(Posted to Bullseye-L.)
It’s worth mentioning an “oops” (Accidental Discharge) I had while doing the Ball and Dummy drill in the hope that someone else may avoid doing likewise.
I loaded five live and two dummy 45 caliber rounds in random order into a magazine, readied the magazine and proceeded to fire.
After one of the dummy rounds, I pulled open the slide with my hand over the ejection port to catch the dummy round and then (somewhat clumsily) released the slide to chamber the next mystery round. This usually works but, for whatever reason, the next round didn’t fully chamber and, looking at the back of the gun, I could see the slide had not gone completely forward.
Having done something similar with my S&W 41, I knew better than to push forward on the slide. (The extractor [I erroneously wrote “ejector” in my original posting] crushes the edge of the 22 caliber rimfire cartridge and, BANG!)
Instead, I removed the magazine and carefully pulled the slide open to inspect the chamber. Sure enough, a 45 round was sitting in the chamber and, somehow, the extractor had not engaged it.
At this point I *SHOULD HAVE* locked the slide open, and then tilted the gun and shaken it to remove the live round. (Or is there a better way?)
But I didn’t. Instead, I did the wrong thing and released the slide and, BANG!
Before you ask, Yes, I was following safety rule #1 and had the muzzle pointed down range. Thank you everyone else for presenting such good examples. That’s a sincere “thank you”.
My ignorant (tired?) mind was presuming the extractor would “snap over” the rim and I’d then be able to fire that round. But instead, when I released the slide, the extractor crushed the side of the round’s base which, in turn, crushed the primer and set it off.
When the round fired, the slide was apparently not completely closed because, when I inspected the brass afterward, the case was puffed backward around the deformed base and primer. I was lucky it hadn’t split and let loose in my direction.
Moral of the story: Open the slide fully to eject the dummy round and lock the slide open. Then, close the slide in the same manner you would as if you’d just inserted the magazine.
Here’s the sequence I had demonstrated to do that: Right thumb on hammer under the locked open slide, left thumb on grip safety, left forefinger depresses the trigger, move left thumb releases slide and round is loaded into the chamber, move left thumb in front of hammer, right thumb releases hammer and you find out if the hammer has been released or not, remove left forefinger from trigger and if necessary, recock the hammer and release the hammer and, finally, assuming the hammer is not pressing on it, remove the left thumb from in front of the trigger. The gun is ready to fire.

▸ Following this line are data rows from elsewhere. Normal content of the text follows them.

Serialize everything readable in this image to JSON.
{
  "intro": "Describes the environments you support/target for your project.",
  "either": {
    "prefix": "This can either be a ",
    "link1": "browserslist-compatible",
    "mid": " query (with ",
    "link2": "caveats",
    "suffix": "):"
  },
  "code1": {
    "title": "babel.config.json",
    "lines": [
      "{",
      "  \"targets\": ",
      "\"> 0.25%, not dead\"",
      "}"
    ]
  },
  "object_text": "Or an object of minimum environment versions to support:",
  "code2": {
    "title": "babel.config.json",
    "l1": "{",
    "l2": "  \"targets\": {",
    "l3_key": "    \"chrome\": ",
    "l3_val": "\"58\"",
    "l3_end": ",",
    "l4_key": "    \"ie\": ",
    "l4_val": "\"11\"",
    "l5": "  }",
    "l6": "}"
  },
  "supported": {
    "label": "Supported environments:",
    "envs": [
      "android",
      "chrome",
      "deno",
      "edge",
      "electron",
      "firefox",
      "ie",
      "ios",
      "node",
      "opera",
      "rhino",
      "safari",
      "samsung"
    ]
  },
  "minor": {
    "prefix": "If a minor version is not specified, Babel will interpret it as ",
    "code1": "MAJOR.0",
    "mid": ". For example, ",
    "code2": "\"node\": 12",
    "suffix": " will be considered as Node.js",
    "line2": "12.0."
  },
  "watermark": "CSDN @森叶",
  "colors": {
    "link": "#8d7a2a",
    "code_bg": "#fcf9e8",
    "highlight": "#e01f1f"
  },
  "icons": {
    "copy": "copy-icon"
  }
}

Sounds complicated but with a little practice, the “dance steps” become automatic.
It was the opinion of several respondents, some of whom are accomplished gunsmiths, that the gun did not fire as a result of the extractor crushing the case as I had theorized. Speculations included a stuck firing pin and other ideas but, after the fact, there was no way to tell for sure.
I had the gun checked (before cleaning) but the gunsmith found nothing amiss. The actual cause of the gun firing will, therefore, remain a mystery.
But it is clear that dropping the slide on a chambered round is a very bad idea. I won’t do that again!